Dimensions 6 × .5 × 9 in

Fredonia, NY

Of course I regret it. I mean there I was under umbrellas of fruit
so red they had to be borne of Summer, and no other season.
Flip-flops and fishhooks. Ice cubes made of lemonade and sprigs
of mint to slip in blue glasses of tea. I was dusty, my ponytail
all askew and the tips of my fingers ran, of course, red

from the fruitwounds of cherries I plunked into my bucket
and still — he must have seen some small bit of loveliness
in walking his orchard with me. He pointed out which trees
were sweetest, which ones bore double seeds — puffing out
the flesh and oh the surprise on your tongue with two tiny stones

(a twin spit), making a small gun of your mouth. Did I mention
my favorite color is red? His jeans were worn and twisty
around the tops of his boot; his hands thick but careful,
nimble enough to pull fruit from his trees without tearing
the thin skin; the cherry dust and fingerprints on his eyeglasses.

I just know when he stuffed his hands in his pockets, said
Okay. Couldn’t hurt to try? and shuffled back to his roadside stand
to arrange his jelly jars and stacks of buckets, I had made
a terrible mistake. I just know my summer would’ve been
full of pies, tartlets, turnovers — so much jubilee.


When Cleopatra received Antony on her cedarwood ship,
she made sure he would smell her in advance across the sea:
perfumed sails, nets sagging with rosehips and crocus
draped over her bed, her feet and hands rubbed in almond oil,
cinnamon, and henna. I knew I had you when you told me

you could not live without my scent, brought pink bottles of it,
creamy lotions, a tiny vial of parfume—one drop lasted all day.
They say Napoleon told Josephine not to bathe for two weeks
so he could savor her raw scent, but hardly any mention is ever
made of their love of violets. Her signature fragrance: a special blend

of these crushed purple blooms for wrist, cleavage, earlobe.
Some expected to discover a valuable painting inside
the locket around Napoleon’s neck when he died, but found
a powder of violet petals from his wife’s grave instead. And just
yesterday, a new boy leaned in close to whisper that he loved

the smell of my perfume, the one you handpicked years ago.
I could tell he wanted to kiss me, his breath heavy and slow
against my neck. My face blue from the movie screen—
I said nothing, only sat up and stared straight ahead. But
by evening’s end, I let him have it: twenty-seven kisses

on my neck, twenty-seven small murders of you. And the count
is correct, I know—each sweet press one less number to weigh
heavy in the next boy’s cupped hands. Your mark on me washed
away with each kiss. The last one so cold, so filled with mist
and tiny daggers, I already smelled the blood on my hands.

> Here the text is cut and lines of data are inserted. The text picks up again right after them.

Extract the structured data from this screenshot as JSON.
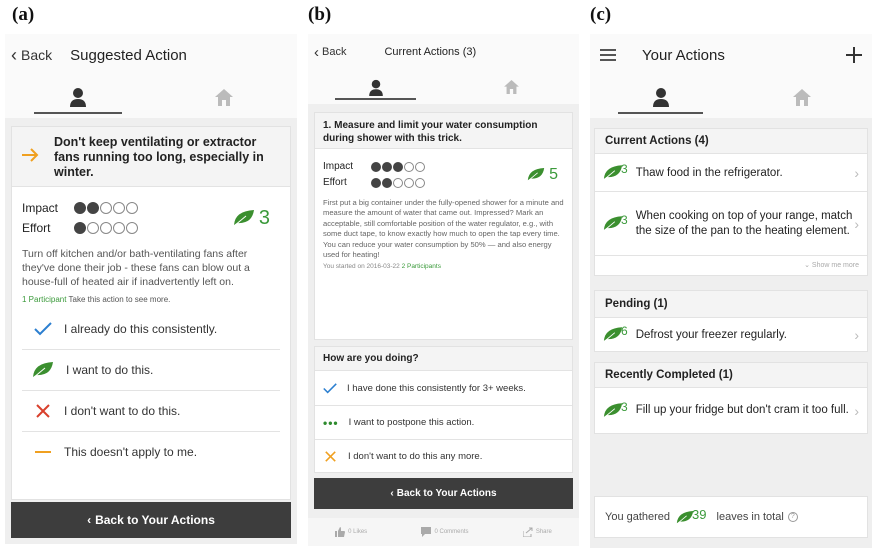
{
  "labels": {
    "a": "(a)",
    "b": "(b)",
    "c": "(c)"
  },
  "colors": {
    "accent_orange": "#f0a020",
    "leaf_green": "#3b8f2f",
    "check_blue": "#2c7fd0",
    "cross_red": "#d9402c",
    "dark_button": "#3d3d3d"
  },
  "a": {
    "back": "Back",
    "title": "Suggested Action",
    "headline": "Don't keep ventilating or extractor fans running too long, especially in winter.",
    "impact_label": "Impact",
    "impact": 2,
    "effort_label": "Effort",
    "effort": 1,
    "score": "3",
    "description": "Turn off kitchen and/or bath-ventilating fans after they've done their job - these fans can blow out a house-full of heated air if inadvertently left on.",
    "participants": "1 Participant",
    "participants_note": "Take this action to see more.",
    "options": [
      {
        "icon": "check-icon",
        "label": "I already do this consistently."
      },
      {
        "icon": "leaf-icon",
        "label": "I want to do this."
      },
      {
        "icon": "cross-icon",
        "label": "I don't want to do this."
      },
      {
        "icon": "dash-icon",
        "label": "This doesn't apply to me."
      }
    ],
    "bottom_button": "Back to Your Actions"
  },
  "b": {
    "back": "Back",
    "title": "Current Actions (3)",
    "headline": "1. Measure and limit your water consumption during shower with this trick.",
    "impact_label": "Impact",
    "impact": 3,
    "effort_label": "Effort",
    "effort": 2,
    "score": "5",
    "description": "First put a big container under the fully-opened shower for a minute and measure the amount of water that came out. Impressed? Mark an acceptable, still comfortable position of the water regulator, e.g., with some duct tape, to know exactly how much to open the tap every time. You can reduce your water consumption by 50% — and also energy used for heating!",
    "started": "You started on 2016-03-22",
    "participants": "2 Participants",
    "question": "How are you doing?",
    "options": [
      {
        "icon": "check-icon",
        "label": "I have done this consistently for 3+ weeks."
      },
      {
        "icon": "ellipsis-icon",
        "label": "I want to postpone this action."
      },
      {
        "icon": "cross-icon",
        "label": "I don't want to do this any more."
      }
    ],
    "bottom_button": "Back to Your Actions",
    "footer": {
      "likes": "0 Likes",
      "comments": "0 Comments",
      "share": "Share"
    }
  },
  "c": {
    "title": "Your Actions",
    "current": {
      "header": "Current Actions (4)",
      "items": [
        {
          "score": "3",
          "label": "Thaw food in the refrigerator."
        },
        {
          "score": "3",
          "label": "When cooking on top of your range, match the size of the pan to the heating element."
        }
      ],
      "show_more": "Show me more"
    },
    "pending": {
      "header": "Pending (1)",
      "items": [
        {
          "score": "6",
          "label": "Defrost your freezer regularly."
        }
      ]
    },
    "completed": {
      "header": "Recently Completed (1)",
      "items": [
        {
          "score": "3",
          "label": "Fill up your fridge but don't cram it too full."
        }
      ]
    },
    "gathered_prefix": "You gathered",
    "gathered_value": "39",
    "gathered_suffix": "leaves in total"
  }
}
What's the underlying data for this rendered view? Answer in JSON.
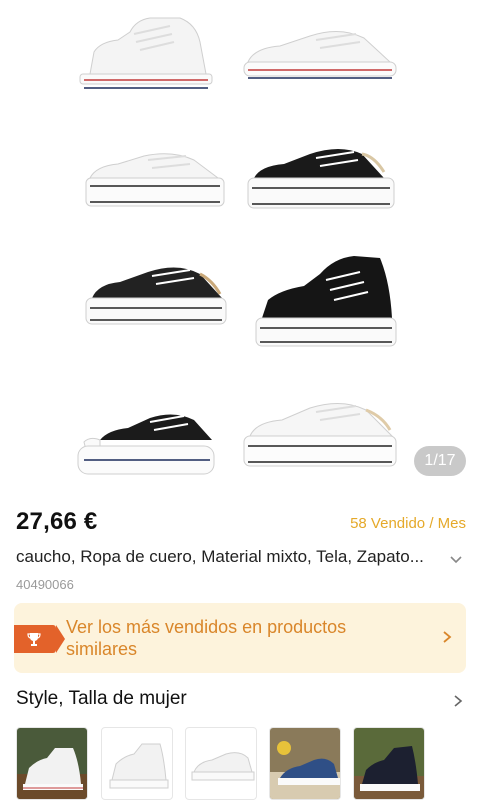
{
  "gallery": {
    "counter": "1/17",
    "shoes": [
      {
        "name": "white-high-top",
        "color": "#ffffff"
      },
      {
        "name": "white-low-top",
        "color": "#ffffff"
      },
      {
        "name": "white-platform-low",
        "color": "#ffffff"
      },
      {
        "name": "black-platform-low",
        "color": "#1a1a1a"
      },
      {
        "name": "black-leather-low",
        "color": "#222222"
      },
      {
        "name": "black-platform-high",
        "color": "#151515"
      },
      {
        "name": "black-move-low",
        "color": "#1b1b1b"
      },
      {
        "name": "white-lift-low",
        "color": "#ffffff"
      }
    ]
  },
  "product": {
    "price": "27,66 €",
    "sold": "58 Vendido / Mes",
    "materials": "caucho, Ropa de cuero, Material mixto, Tela, Zapato...",
    "sku": "40490066"
  },
  "banner": {
    "text": "Ver los más vendidos en productos similares",
    "icon": "trophy-icon",
    "accent": "#e3622a",
    "text_color": "#d9862a",
    "background": "#fdf3dc"
  },
  "style_section": {
    "title": "Style, Talla de mujer",
    "thumbnails": [
      "thumb-white-high-top",
      "thumb-white-high",
      "thumb-white-low",
      "thumb-blue-low",
      "thumb-black-high"
    ]
  },
  "colors": {
    "sold_color": "#e5a92a",
    "sku_color": "#9a9a9a"
  }
}
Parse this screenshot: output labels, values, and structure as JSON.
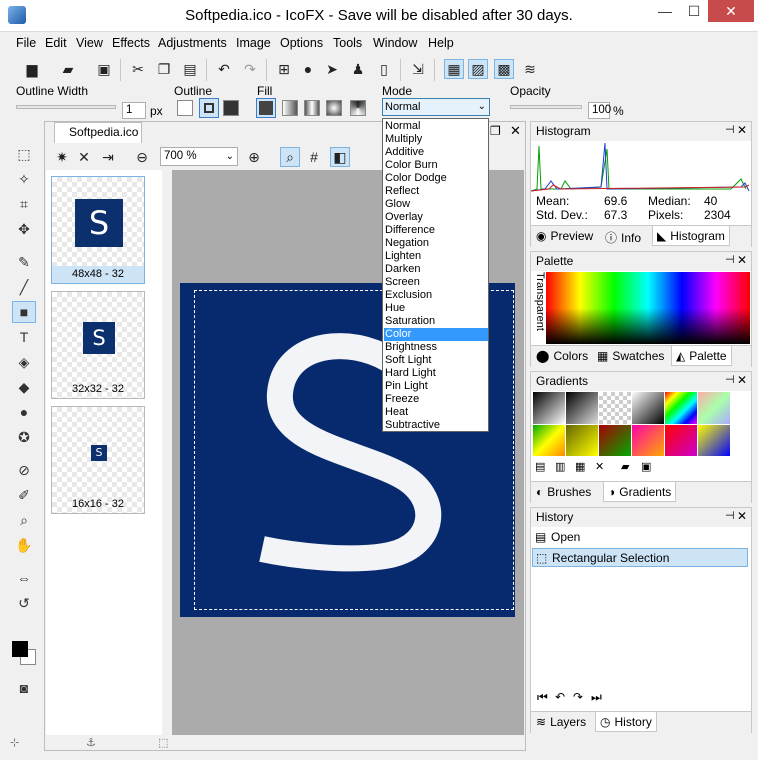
{
  "window": {
    "title": "Softpedia.ico - IcoFX - Save will be disabled after 30 days.",
    "minimize": "—",
    "maximize": "☐",
    "close": "✕"
  },
  "menu": [
    "File",
    "Edit",
    "View",
    "Effects",
    "Adjustments",
    "Image",
    "Options",
    "Tools",
    "Window",
    "Help"
  ],
  "options": {
    "outline_width_label": "Outline Width",
    "outline_width_value": "1",
    "outline_width_unit": "px",
    "outline_label": "Outline",
    "fill_label": "Fill",
    "mode_label": "Mode",
    "mode_value": "Normal",
    "opacity_label": "Opacity",
    "opacity_value": "100",
    "opacity_unit": "%"
  },
  "mode_options": [
    "Normal",
    "Multiply",
    "Additive",
    "Color Burn",
    "Color Dodge",
    "Reflect",
    "Glow",
    "Overlay",
    "Difference",
    "Negation",
    "Lighten",
    "Darken",
    "Screen",
    "Exclusion",
    "Hue",
    "Saturation",
    "Color",
    "Brightness",
    "Soft Light",
    "Hard Light",
    "Pin Light",
    "Freeze",
    "Heat",
    "Subtractive"
  ],
  "mode_highlighted": "Color",
  "document": {
    "tab_label": "Softpedia.ico",
    "zoom": "700 %",
    "thumbnails": [
      {
        "label": "48x48 - 32",
        "selected": true
      },
      {
        "label": "32x32 - 32",
        "selected": false
      },
      {
        "label": "16x16 - 32",
        "selected": false
      }
    ],
    "icon_letter": "S"
  },
  "histogram": {
    "title": "Histogram",
    "mean_label": "Mean:",
    "mean": "69.6",
    "median_label": "Median:",
    "median": "40",
    "stddev_label": "Std. Dev.:",
    "stddev": "67.3",
    "pixels_label": "Pixels:",
    "pixels": "2304",
    "tabs": [
      "Preview",
      "Info",
      "Histogram"
    ]
  },
  "palette": {
    "title": "Palette",
    "transparent_label": "Transparent",
    "tabs": [
      "Colors",
      "Swatches",
      "Palette"
    ]
  },
  "gradients": {
    "title": "Gradients",
    "tabs": [
      "Brushes",
      "Gradients"
    ]
  },
  "history": {
    "title": "History",
    "items": [
      "Open",
      "Rectangular Selection"
    ],
    "tabs": [
      "Layers",
      "History"
    ]
  },
  "colors": {
    "accent": "#3399ff",
    "icon_bg": "#0c2f6e",
    "selection": "#cde4f7"
  },
  "icons": {
    "file_toolbar": [
      "new-icon",
      "open-icon",
      "save-icon",
      "cut-icon",
      "copy-icon",
      "paste-icon",
      "undo-icon",
      "redo-icon",
      "windows-icon",
      "apple-icon",
      "cursor-icon",
      "android-icon",
      "mobile-icon",
      "import-icon",
      "checker-icon",
      "mask-icon",
      "grid-icon",
      "layers-icon"
    ],
    "left_tools": [
      "marquee-icon",
      "magic-wand-icon",
      "crop-icon",
      "move-icon",
      "brush-icon",
      "line-icon",
      "rectangle-icon",
      "text-icon",
      "fill-icon",
      "eraser-icon",
      "drop-icon",
      "bulb-icon",
      "eyedropper-icon",
      "pencil-icon",
      "zoom-icon",
      "hand-icon",
      "flip-icon",
      "rotate-icon"
    ]
  }
}
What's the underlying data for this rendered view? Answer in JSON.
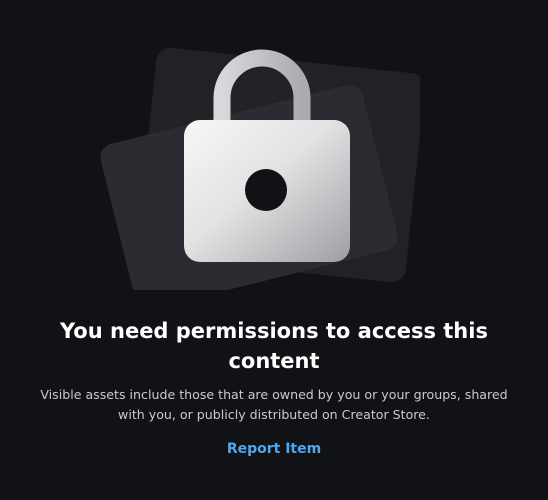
{
  "locked_state": {
    "illustration_icon": "lock-icon",
    "title": "You need permissions to access this content",
    "description": "Visible assets include those that are owned by you or your groups, shared with you, or publicly distributed on Creator Store.",
    "report_label": "Report Item"
  },
  "colors": {
    "background": "#111215",
    "card_dark": "#24262b",
    "card_mid": "#2c2e33",
    "lock_body_light": "#f7f7f7",
    "lock_body_dark": "#9d9fa3",
    "lock_shackle": "#c8c9cb",
    "keyhole": "#111215",
    "title_text": "#ffffff",
    "body_text": "#c9cbd1",
    "link": "#4fa7ee"
  }
}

Dairy aisle, and I’m confused. No one explains
why here in southern Wisconsin, all I can find
in the chilled silver bins at my local grocery
are blocks of orange ’cheese food,’ wheels of it,
even sliced, individually wrapped if I desire.
Of course it’s food, but the fact they

have to qualify it makes me suspicious.
And rightly so, says my neighbor, leaning
a meaty elbow out her window. In between
bites of potato salad she says, You’s gotta go
to the Farmer’s Market and getchu some
cheeeese curds.
The way yellow oozes
out of the corners of her mouth when she says

this makes it hard to even sip my cola later
as I wander the maze of fresh produce and people
in wide-brimmed hats. A swarm descends on a booth
selling said curds, each person wanting the freshest bag-full:
white chunks, bite-sized, more solid than I imagined,
just a bit salty and sweet. Even a baby’s
pink, fat hand (hoisted high above us) clamors

for a waxy bag of her very own. How I love
the grab and pull for something you can’t name, only
knowing you want more. The thinness in your voice
as you try to describe all the breads and heaps
of fresh beans just waiting to be snapped.
I have not yet mentioned the squeak in your teeth.

Click here to access a complimentary lesson plan for “Miracle Fruit,” designed by Sean Cho Ayres.

Miracle Fruit - Sean Cho Ayres